In the fall of 2012, Dr. Roger Brumback may have unwittingly signed his fate.
At the time, Brumback wrote a letter to the Indiana medical licensing board, explaining why former Creighton University pathology resident Dr. Anthony J. Garcia was fired in 2001.
Six months later, Brumback and his wife, Mary, were dead.
Another letter written five years earlier may have sealed the fate of house keeper Shirlee Sherman and 11-year-old Thomas Hunter. The young Hunter's father worked with Brumback at Creighton University's pathology department and had a hand in Garcia's dismissal.
Garcia has been arrested in connection with all four deaths that put Creighton medical personnel and parts of the Omaha community on edge. Officials say the former federal prison doctor was motivated by revenge because he believed his dismissal at Creighton had cast a pall over his medical career.
A slew of documents released Tuesday by the Indiana medical licensing board cast some more light on Garcia's troubled residency woes and gave a possible deadly time-line and motive for the murders.
The documents were related to Garcia's request for a license in Indiana.

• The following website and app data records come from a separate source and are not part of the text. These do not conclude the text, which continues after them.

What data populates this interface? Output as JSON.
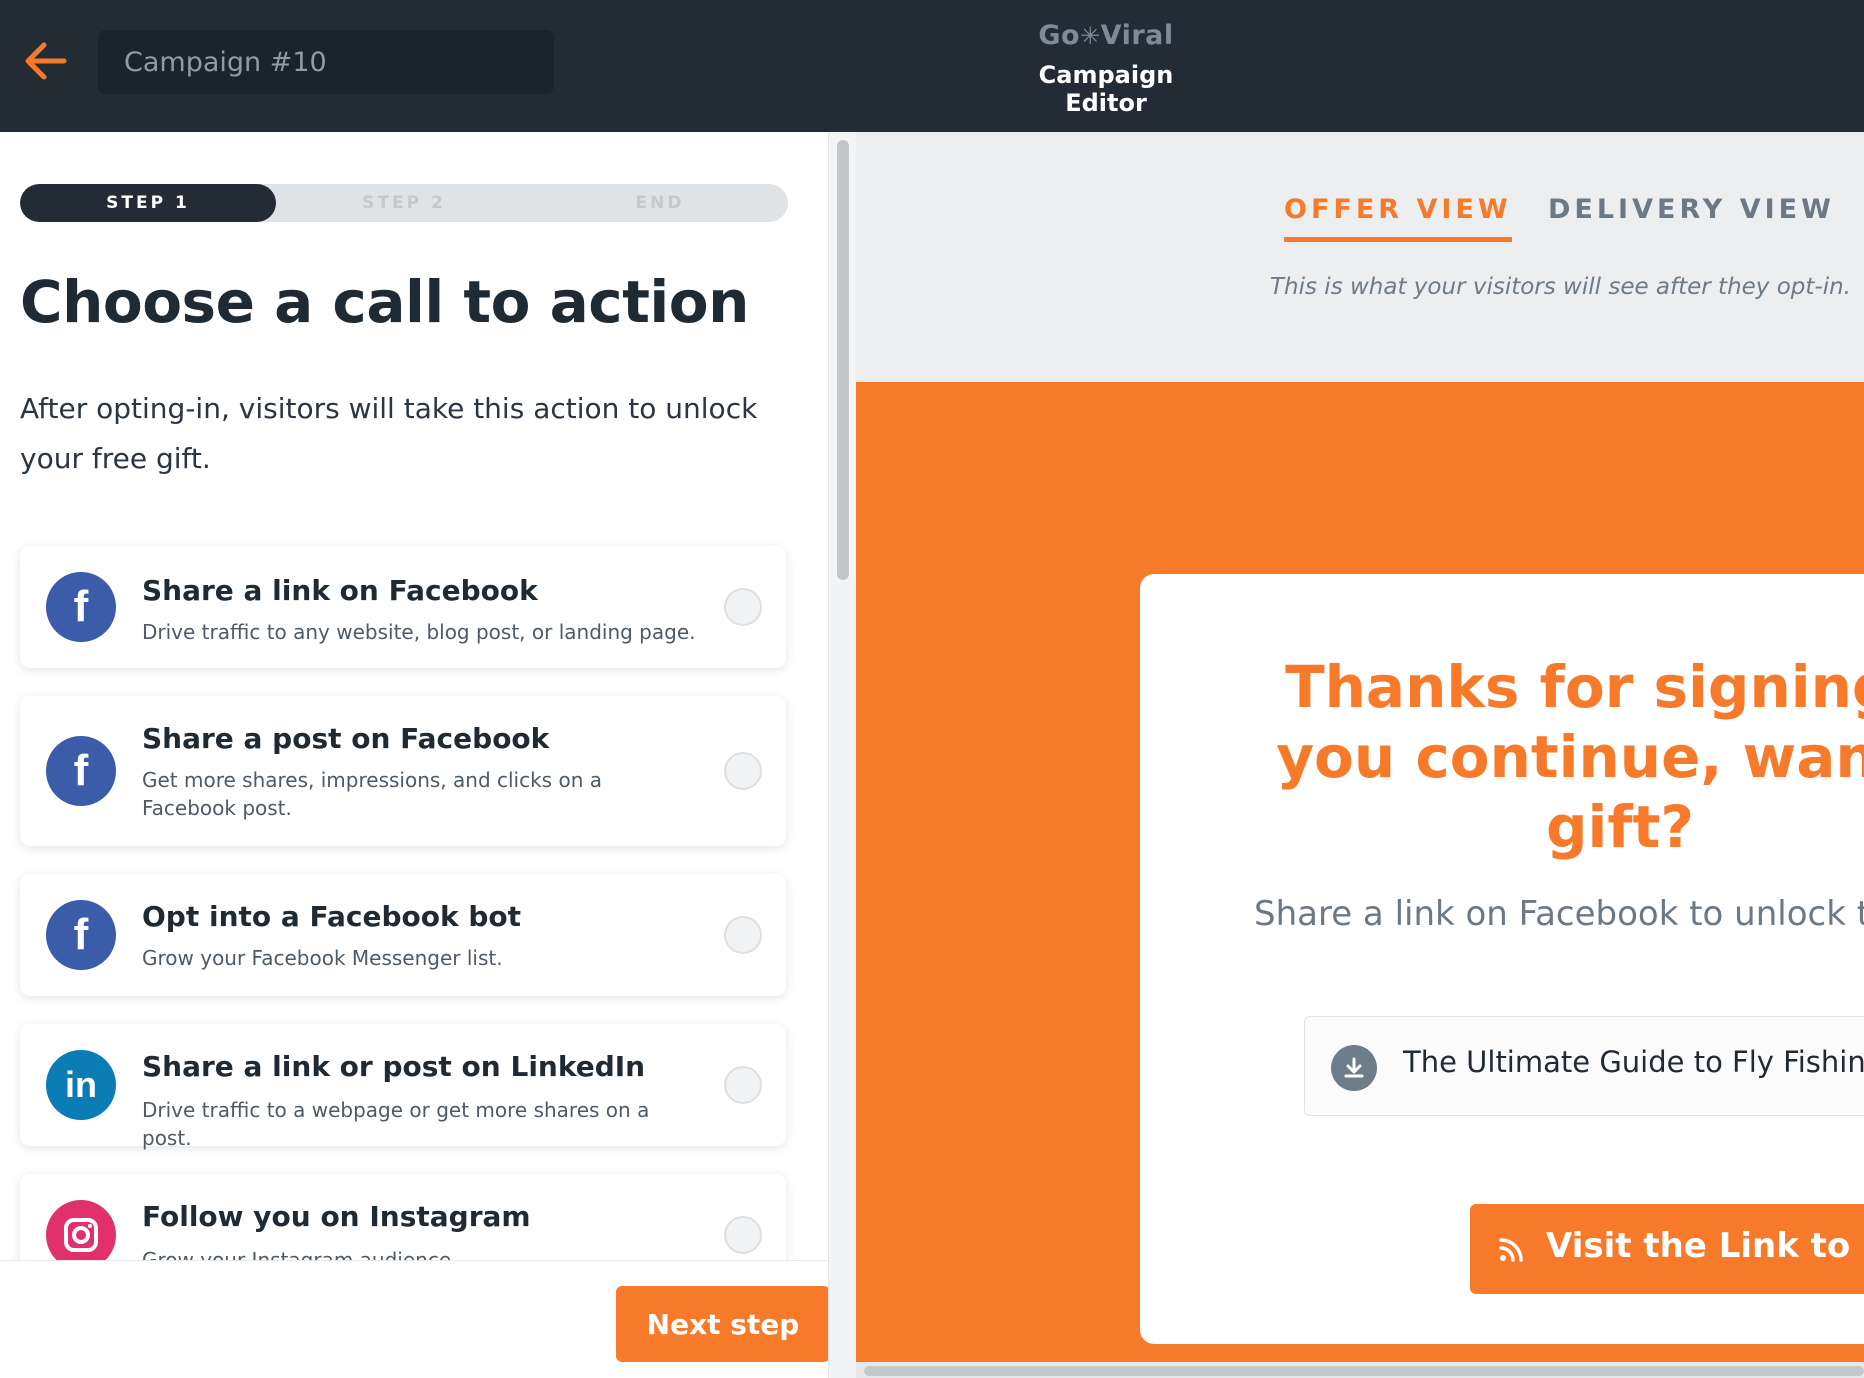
{
  "header": {
    "campaign_name": "Campaign #10",
    "brand_logo": "Go✳Viral",
    "brand_logo_left": "Go",
    "brand_logo_right": "Viral",
    "subtitle": "Campaign Editor",
    "back_icon": "arrow-left-icon"
  },
  "colors": {
    "accent": "#f77a2a",
    "header_bg": "#232c35",
    "facebook": "#3b5ca8",
    "linkedin": "#0a7cb6",
    "instagram": "#e1306c"
  },
  "stepper": {
    "steps": [
      {
        "label": "STEP 1",
        "active": true
      },
      {
        "label": "STEP 2",
        "active": false
      },
      {
        "label": "END",
        "active": false
      }
    ]
  },
  "main": {
    "title": "Choose a call to action",
    "description": "After opting-in, visitors will take this action to unlock your free gift.",
    "options": [
      {
        "icon": "facebook-icon",
        "glyph": "f",
        "title": "Share a link on Facebook",
        "description": "Drive traffic to any website, blog post, or landing page.",
        "selected": false
      },
      {
        "icon": "facebook-icon",
        "glyph": "f",
        "title": "Share a post on Facebook",
        "description": "Get more shares, impressions, and clicks on a Facebook post.",
        "selected": false
      },
      {
        "icon": "facebook-icon",
        "glyph": "f",
        "title": "Opt into a Facebook bot",
        "description": "Grow your Facebook Messenger list.",
        "selected": false
      },
      {
        "icon": "linkedin-icon",
        "glyph": "in",
        "title": "Share a link or post on LinkedIn",
        "description": "Drive traffic to a webpage or get more shares on a post.",
        "selected": false
      },
      {
        "icon": "instagram-icon",
        "glyph": "",
        "title": "Follow you on Instagram",
        "description": "Grow your Instagram audience.",
        "selected": false
      }
    ],
    "next_button": "Next step"
  },
  "preview": {
    "tabs": [
      {
        "label": "OFFER VIEW",
        "active": true
      },
      {
        "label": "DELIVERY VIEW",
        "active": false
      }
    ],
    "hint": "This is what your visitors will see after they opt-in.",
    "headline": "Thanks for signing u\nyou continue, want a\ngift?",
    "subtext": "Share a link on Facebook to unlock th",
    "gift_title": "The Ultimate Guide to Fly Fishing",
    "gift_icon": "download-icon",
    "cta_label": "Visit the Link to Un",
    "cta_icon": "rss-icon"
  }
}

Garcia, who once worked as a prison doctor at a federal penitentiary in Terre Haute, Ind., had applied for a license in that state in 2008. As a part of that application process, the board sought information from Creighton and other medical facilities where Garcia had worked.
In a letter to the medical board, Brumback explains that Garcia was fired for “unprofessional behavior toward a fellow resident.” In other documents, the “unprofessional conduct” becomes clear: Garcia allegedly attempted to sabotage a fellow resident by calling the resident's wife while he was taking a high-pressured exam and demanding that he return to work.
The documents also provide another possible motive for the earlier murders of 11-year-old Thomas and Shirlee Sherman.
The two were murdered in March, just a month after the Louisiana State Board of Medical Examiners denied Garcia a license based in large part on his termination from Creighton, according to the documents released by the Indiana medical board.
Police have charged Garcia with the murders.
Overall, the documents indicate that Garcia's troubles as a resident made it difficult for him to be licensed in other states outside of Illinois — the only state that gave Garcia a license.
Garcia was fired three times from three residency programs. At one program, he was fired after he yelled at a radiology technician.
As part of the documents, Garcia attempted to explain why he downplayed the reasons for his dismissals, saying he was fired from Creighton because he called a fellow pathology resident and “told him his vacation was not approved.”
He also indicated he left the University of Illinois in Chicago residency program due to “poor health/migraine headaches.”
The Chicago residency program was the only one of the four residency programs where Garcia appeared to leave on his own volition.
Garcia will make his first court appearance Wednesday.